Filmmaking Basics/Thumbnail Storyboard/Picking narrative music for a scene
- Lesson #004 - Creating the Thumbnail Storyboards
- Page 3 - Don't forget the Narrative Music!!!
- The pages of this lesson are…
- Title page which has the links to the require reading.
- Page 1 - What are thumbnail storyboards? And what programs do I need?
- Script: The Unformatted Script - Print this page use it as a guide.
- Page 2 - How to Draw Thumbnails Storyboards
- Here are very simple Thumbnail Storyboard Examples.
- Page 3 - Don't forget the Narrative Music! → You are here!
- Current Location
- Wikiversity (English) Humanities Art and Design Fine Arts Film and Television Narrative Film Production Course #01 - Learning the Basics of Filmmaking Lesson #004: Thumbnail Storyboards Page 3 - Don't forget the Narrative Music
How Many Actors?[edit | edit source]
The most important thing to understand about this movie is there are four actors in this scene. The three visable actors are
- The Poster for Star Wars
- The old person
- The young person
The fourth actor is invisible. The fourth actor is the narrator… which is the music.
This is important because you need to storyboard for the narrative music. If narrative music is playing for 3 seconds, you might need to add a frame that explains this.
The Musical Narrator[edit | edit source]
This motion picture would be a really dull movie if all you have is just two people talking. That is why you need narrative music… which is music that acts like an invisible actor who narrates the story… and more importantly, adds and hightens the moods in the movie.

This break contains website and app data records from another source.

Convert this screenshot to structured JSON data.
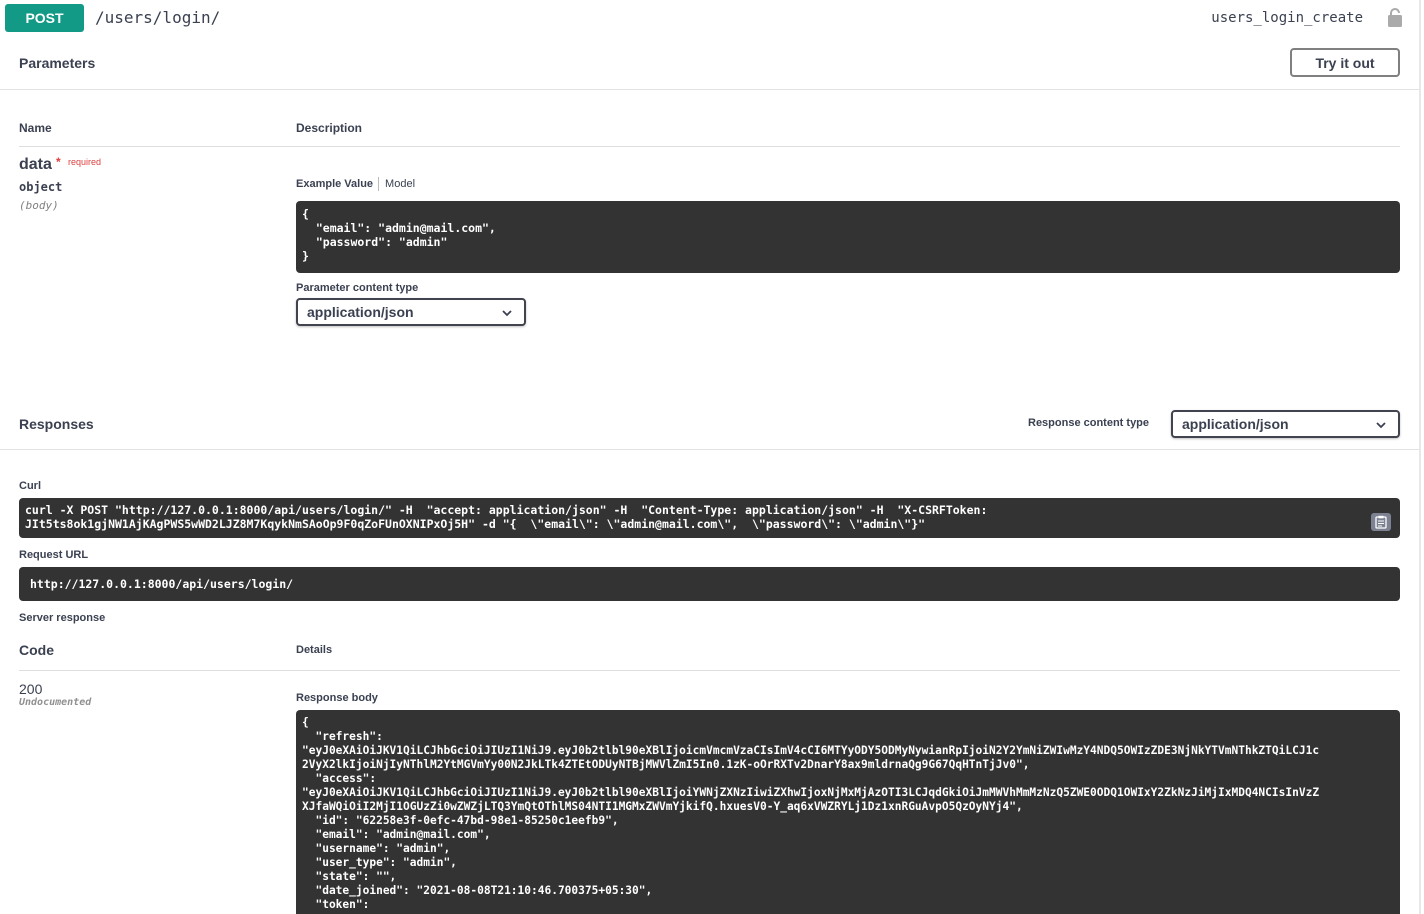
{
  "operation": {
    "method": "POST",
    "path": "/users/login/",
    "operation_id": "users_login_create"
  },
  "parameters": {
    "title": "Parameters",
    "try_label": "Try it out",
    "col_name": "Name",
    "col_description": "Description",
    "param": {
      "name": "data",
      "required_star": "*",
      "required_text": "required",
      "type": "object",
      "in": "(body)"
    },
    "example_tab": "Example Value",
    "model_tab": "Model",
    "example_value": "{\n  \"email\": \"admin@mail.com\",\n  \"password\": \"admin\"\n}",
    "content_type_label": "Parameter content type",
    "content_type_value": "application/json"
  },
  "responses": {
    "title": "Responses",
    "content_type_label": "Response content type",
    "content_type_value": "application/json",
    "curl_label": "Curl",
    "curl_value": "curl -X POST \"http://127.0.0.1:8000/api/users/login/\" -H  \"accept: application/json\" -H  \"Content-Type: application/json\" -H  \"X-CSRFToken:\nJIt5ts8ok1gjNW1AjKAgPWS5wWD2LJZ8M7KqykNmSAoOp9F0qZoFUnOXNIPxOj5H\" -d \"{  \\\"email\\\": \\\"admin@mail.com\\\",  \\\"password\\\": \\\"admin\\\"}\"",
    "request_url_label": "Request URL",
    "request_url_value": "http://127.0.0.1:8000/api/users/login/",
    "server_response_label": "Server response",
    "col_code": "Code",
    "col_details": "Details",
    "status_code": "200",
    "status_note": "Undocumented",
    "response_body_label": "Response body",
    "response_body": "{\n  \"refresh\":\n\"eyJ0eXAiOiJKV1QiLCJhbGciOiJIUzI1NiJ9.eyJ0b2tlbl90eXBlIjoicmVmcmVzaCIsImV4cCI6MTYyODY5ODMyNywianRpIjoiN2Y2YmNiZWIwMzY4NDQ5OWIzZDE3NjNkYTVmNThkZTQiLCJ1c\n2VyX2lkIjoiNjIyNThlM2YtMGVmYy00N2JkLTk4ZTEtODUyNTBjMWVlZmI5In0.1zK-oOrRXTv2DnarY8ax9mldrnaQg9G67QqHTnTjJv0\",\n  \"access\":\n\"eyJ0eXAiOiJKV1QiLCJhbGciOiJIUzI1NiJ9.eyJ0b2tlbl90eXBlIjoiYWNjZXNzIiwiZXhwIjoxNjMxMjAzOTI3LCJqdGkiOiJmMWVhMmMzNzQ5ZWE0ODQ1OWIxY2ZkNzJiMjIxMDQ4NCIsInVzZ\nXJfaWQiOiI2MjI1OGUzZi0wZWZjLTQ3YmQtOThlMS04NTI1MGMxZWVmYjkifQ.hxuesV0-Y_aq6xVWZRYLj1Dz1xnRGuAvpO5QzOyNYj4\",\n  \"id\": \"62258e3f-0efc-47bd-98e1-85250c1eefb9\",\n  \"email\": \"admin@mail.com\",\n  \"username\": \"admin\",\n  \"user_type\": \"admin\",\n  \"state\": \"\",\n  \"date_joined\": \"2021-08-08T21:10:46.700375+05:30\",\n  \"token\":"
  }
}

Narrative music is not like background music which plays softly in the background. Narrative music is in-you-face music that talks to the audience. That is why you must treat the narrative music like another actor in the scene (which is a bit awkward when you are storyboarding since this actor, the narrative music, is invisible.)
Narrative Music in the Movie Script?[edit | edit source]
What makes all of this so confusing is that the narrative music is NOT explained in the movie script. Look again at the movie script. Then look at the original story. Most of the information you need for the music is in the original story, not in the movie script.
"And you thought this would be simple?
Identifying the Narrative Music in our movie[edit | edit source]
This movie is 60 seconds long (or maybe even as short as 45 seconds.) 60 seconds does not give us much time for a lot of narrative music.
Start by identifying the most important parts of the story. That will be where narrative music is needed.
- The first time we see the poster for Star Wars. (Obviously, you must stop all action while the music for the poster dramatically announces the poster)
- When the old person thinks of an answer to the young person's question. (This can be just one or two notes.)
- When the young person is thinking. (The young person can stand there thinking for as long as you can have really entertaining and expressive music… but you would problem want to move the camera at the same time.)
- When the old person smiles. (Does Yoda have a theme?)
- When we see them walking home in Port Islee.
Most of these musical cues are less than 3 seconds. Only the first and the last can be longer without seeming to be odd.
There will also be background music to enhance parts of the scene but this music is played on top of the dialog (at the same time as the dialog). Therefore, we do not have to worry about the background music during the storyboarding process.